INPUT below:
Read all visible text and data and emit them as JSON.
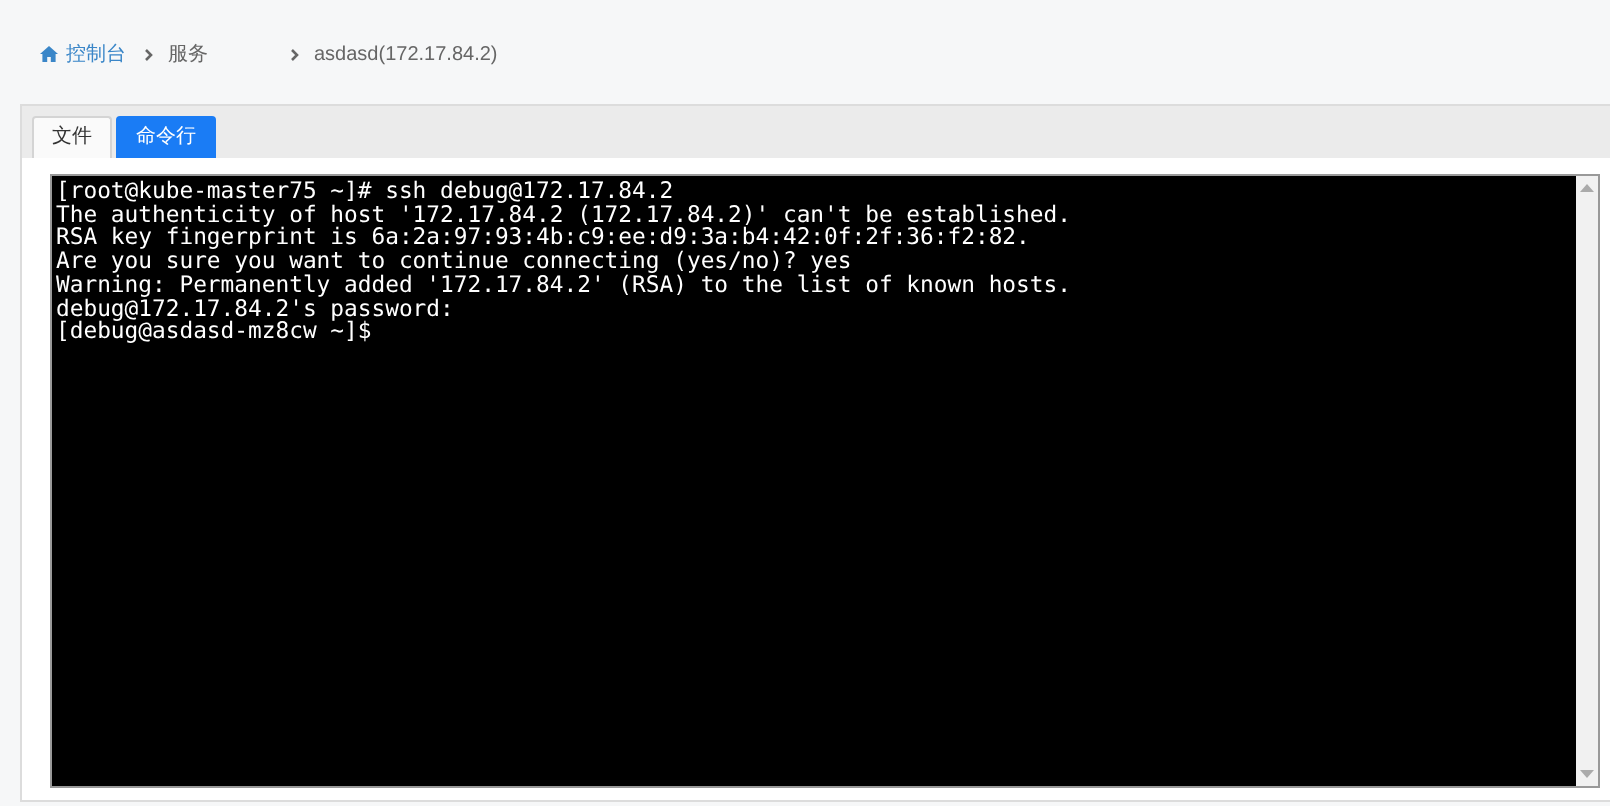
{
  "breadcrumb": [
    {
      "label": "控制台",
      "link": true
    },
    {
      "label": "服务",
      "link": false
    },
    {
      "label": "asdasd(172.17.84.2)",
      "link": false
    }
  ],
  "tabs": [
    {
      "label": "文件",
      "selected": false
    },
    {
      "label": "命令行",
      "selected": true
    }
  ],
  "terminal": {
    "lines": [
      "[root@kube-master75 ~]# ssh debug@172.17.84.2",
      "The authenticity of host '172.17.84.2 (172.17.84.2)' can't be established.",
      "RSA key fingerprint is 6a:2a:97:93:4b:c9:ee:d9:3a:b4:42:0f:2f:36:f2:82.",
      "Are you sure you want to continue connecting (yes/no)? yes",
      "Warning: Permanently added '172.17.84.2' (RSA) to the list of known hosts.",
      "debug@172.17.84.2's password:",
      "[debug@asdasd-mz8cw ~]$"
    ]
  }
}
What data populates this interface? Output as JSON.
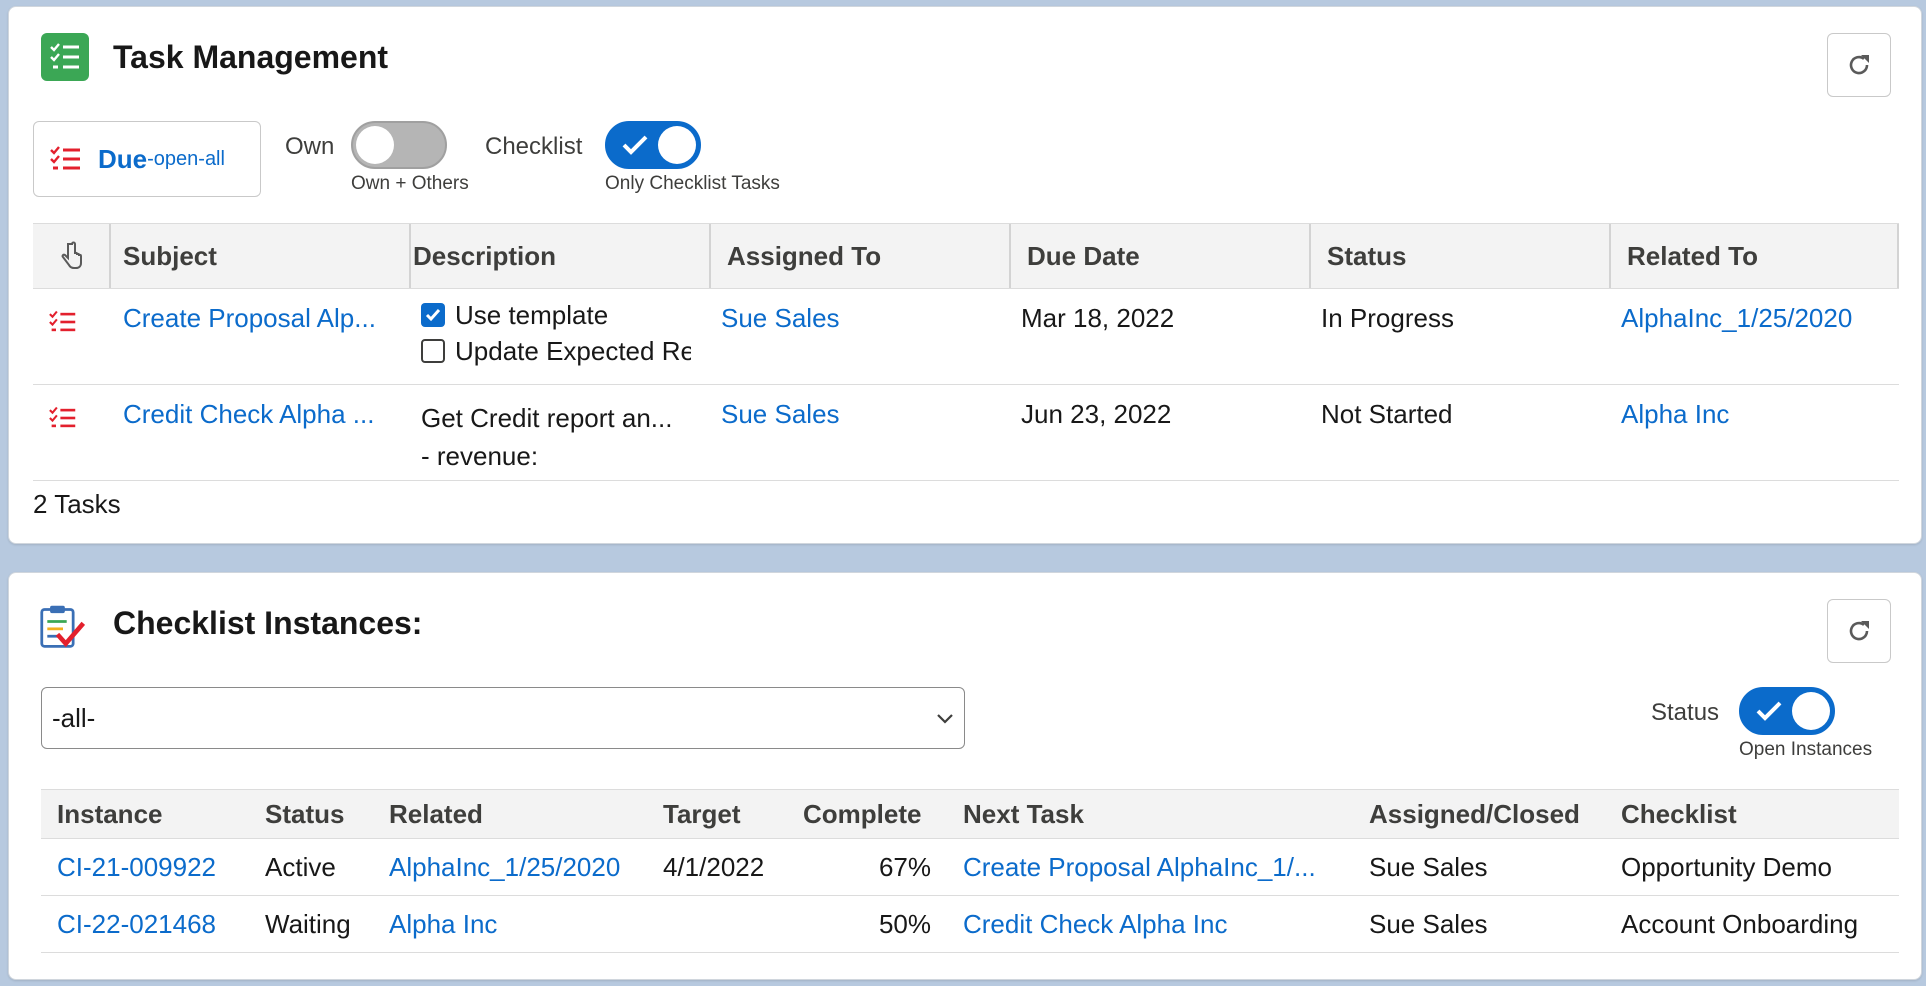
{
  "task_management": {
    "title": "Task Management",
    "due_button": {
      "main": "Due",
      "sub": "-open-all"
    },
    "own_toggle": {
      "label": "Own",
      "caption": "Own + Others",
      "on": false
    },
    "checklist_toggle": {
      "label": "Checklist",
      "caption": "Only Checklist Tasks",
      "on": true
    },
    "columns": [
      "Subject",
      "Description",
      "Assigned To",
      "Due Date",
      "Status",
      "Related To"
    ],
    "rows": [
      {
        "subject": "Create Proposal Alp...",
        "description_checks": [
          {
            "label": "Use template",
            "checked": true
          },
          {
            "label": "Update Expected Re",
            "checked": false
          }
        ],
        "assigned_to": "Sue Sales",
        "due_date": "Mar 18, 2022",
        "status": "In Progress",
        "related_to": "AlphaInc_1/25/2020"
      },
      {
        "subject": "Credit Check Alpha ...",
        "description_lines": [
          "Get Credit report an...",
          "- revenue:"
        ],
        "assigned_to": "Sue Sales",
        "due_date": "Jun 23, 2022",
        "status": "Not Started",
        "related_to": "Alpha Inc"
      }
    ],
    "count": "2 Tasks"
  },
  "checklist_instances": {
    "title": "Checklist Instances:",
    "filter_value": "-all-",
    "status_toggle": {
      "label": "Status",
      "caption": "Open Instances",
      "on": true
    },
    "columns": [
      "Instance",
      "Status",
      "Related",
      "Target",
      "Complete",
      "Next Task",
      "Assigned/Closed",
      "Checklist"
    ],
    "rows": [
      {
        "instance": "CI-21-009922",
        "status": "Active",
        "related": "AlphaInc_1/25/2020",
        "target": "4/1/2022",
        "complete": "67%",
        "next_task": "Create Proposal AlphaInc_1/...",
        "assigned_closed": "Sue Sales",
        "checklist": "Opportunity Demo"
      },
      {
        "instance": "CI-22-021468",
        "status": "Waiting",
        "related": "Alpha Inc",
        "target": "",
        "complete": "50%",
        "next_task": "Credit Check Alpha Inc",
        "assigned_closed": "Sue Sales",
        "checklist": "Account Onboarding"
      }
    ]
  },
  "icons": {
    "task_header": "task-list-icon",
    "checklist_header": "clipboard-check-icon",
    "refresh": "refresh-icon",
    "row_task": "red-task-list-icon",
    "column_action": "pointer-hand-icon",
    "dropdown": "chevron-down-icon"
  },
  "colors": {
    "link": "#0b6bcb",
    "task_icon_bg": "#3ba755",
    "toggle_on": "#0b6bcb",
    "toggle_off": "#b5b5b5",
    "red_task_icon": "#e3202d"
  }
}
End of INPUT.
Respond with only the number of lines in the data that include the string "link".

EXERCISE RESPONSE:
4